- Plasto, ca. 5 BC
The final goal of Quake Live was a tragically late love letter to a doomed community more than decimated by alienating changes and counterproductive decisions. Classic features of Quake games, such as dedicated servers and modding, albeit severely limited, were implemented, allowing for some extension of (greatly waned) vitality to the remaining player base. Steam integration allowed for smoother socialization and organization, and the Steam workshop integration promoted and normalized creative development that is readily available to all players, eliminating much of the hassle of obtaining requisite content that previous Quake titles suffered from. I can only wonder at the impact of such features had they been implemented at the onset of the release of Quake Live. Artificial limitations to end of match map selection were lifted, loadouts were ousted, and the restrictions to players experiencing the game as they desired were lessened, allowing for the remaining players to cultivate experiences and subcommunities that continue to drive community activity. Server quality increased, netcode was much more consistent, and players finally had a game they could exercise control in. The server supply was no longer artificially rationed by developers to funnel players into new undesired gametypes, and instead rose to meet the demands of the community.
For me, Quake 3 was hours of RA3 on the same map, liberally seasoned with a dynamic variety of rewarding, fun, frustrating, and infuriating social experiences that acted as hooks sinking in to drag interest out of what is, otherwise, a very sterile system of competitive mechanics of play. Though Quake Live's final--what I call--apology release provided some appreciated relief to the decimated player base, it had also shattered that endearing and engaging social experience through the implementation of modern pacing introduced by console games, such as greatly shortened map cycle times. Where in something like RA3 players of any skill could join servers and run around the same map for hours, developing familiarity and comfort with new environs and sharpening their mechanical skills, in Quake Live players are ushered quickly through a variety of maps, any potential flow they may have developed eliminated with each transition. Where in something like RA3 the vanity of winning the game came third or lower to socialization and the enjoyment of combat, in Quake Live the pursuit of winning on a given map takes priority, as the definite end of the match creates a pressing need to perform, resulting in differences of skill becoming frustrating and distracting from the enjoyment of diverse situations, and an overhead of stress that obfuscates playful engagement.

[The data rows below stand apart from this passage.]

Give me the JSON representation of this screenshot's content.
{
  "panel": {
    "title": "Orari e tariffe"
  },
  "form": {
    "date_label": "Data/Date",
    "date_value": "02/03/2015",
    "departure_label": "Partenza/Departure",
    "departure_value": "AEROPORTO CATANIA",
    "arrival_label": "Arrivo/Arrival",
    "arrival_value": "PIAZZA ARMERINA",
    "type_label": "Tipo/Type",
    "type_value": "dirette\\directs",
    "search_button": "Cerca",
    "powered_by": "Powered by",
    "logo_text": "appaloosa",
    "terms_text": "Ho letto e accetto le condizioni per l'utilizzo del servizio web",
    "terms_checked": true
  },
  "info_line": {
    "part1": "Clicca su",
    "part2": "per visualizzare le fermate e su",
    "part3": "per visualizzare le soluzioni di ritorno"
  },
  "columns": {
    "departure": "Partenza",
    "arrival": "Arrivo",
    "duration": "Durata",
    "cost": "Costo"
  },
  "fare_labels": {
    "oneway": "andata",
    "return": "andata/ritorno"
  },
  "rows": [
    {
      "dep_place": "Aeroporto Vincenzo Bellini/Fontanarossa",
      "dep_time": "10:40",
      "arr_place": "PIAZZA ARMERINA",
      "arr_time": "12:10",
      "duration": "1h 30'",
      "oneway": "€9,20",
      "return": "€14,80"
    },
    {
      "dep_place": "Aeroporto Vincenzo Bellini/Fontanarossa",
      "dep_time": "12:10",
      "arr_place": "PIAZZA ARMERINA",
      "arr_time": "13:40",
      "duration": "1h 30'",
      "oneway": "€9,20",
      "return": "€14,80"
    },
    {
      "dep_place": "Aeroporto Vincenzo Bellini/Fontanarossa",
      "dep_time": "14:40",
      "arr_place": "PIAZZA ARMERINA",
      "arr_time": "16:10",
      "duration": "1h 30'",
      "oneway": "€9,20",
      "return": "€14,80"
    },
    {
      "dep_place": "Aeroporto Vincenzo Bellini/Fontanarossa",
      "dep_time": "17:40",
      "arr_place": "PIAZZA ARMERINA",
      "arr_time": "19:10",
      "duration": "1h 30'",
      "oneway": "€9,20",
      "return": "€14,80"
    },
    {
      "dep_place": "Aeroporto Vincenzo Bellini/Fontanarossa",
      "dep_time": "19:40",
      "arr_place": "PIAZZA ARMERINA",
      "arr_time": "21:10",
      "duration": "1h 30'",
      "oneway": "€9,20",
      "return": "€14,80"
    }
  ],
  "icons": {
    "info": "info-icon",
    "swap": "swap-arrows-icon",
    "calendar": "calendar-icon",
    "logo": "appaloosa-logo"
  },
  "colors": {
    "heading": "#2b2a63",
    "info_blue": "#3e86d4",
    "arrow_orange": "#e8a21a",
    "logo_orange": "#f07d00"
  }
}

Gameplay patterns developed in the restrictive temporal boundaries, causing further unfulfilling frustrations to players who held and continue to hold inflexible expectations for the perpetuation of such patterns.
Quake Live, now, is as it should have been 10 years ago, and Quake Champions, regretfully, carries the torch of schizophrenic direction that served as the catalyst for the demise of Quake Live. From my perspective, it appears as though Tim Willits drove Quake Live in a direction that allowed him to trade the contracts of Saber Interactive's involvement in the development of Quake Champions for a lucrative executive position with Saber once the wilted teat of development ceased its secretion of nourishing productivity, unfairly placing id Software in an untenable position with no recourse to salvage any potential Quake Champions's appeal to a greater audience.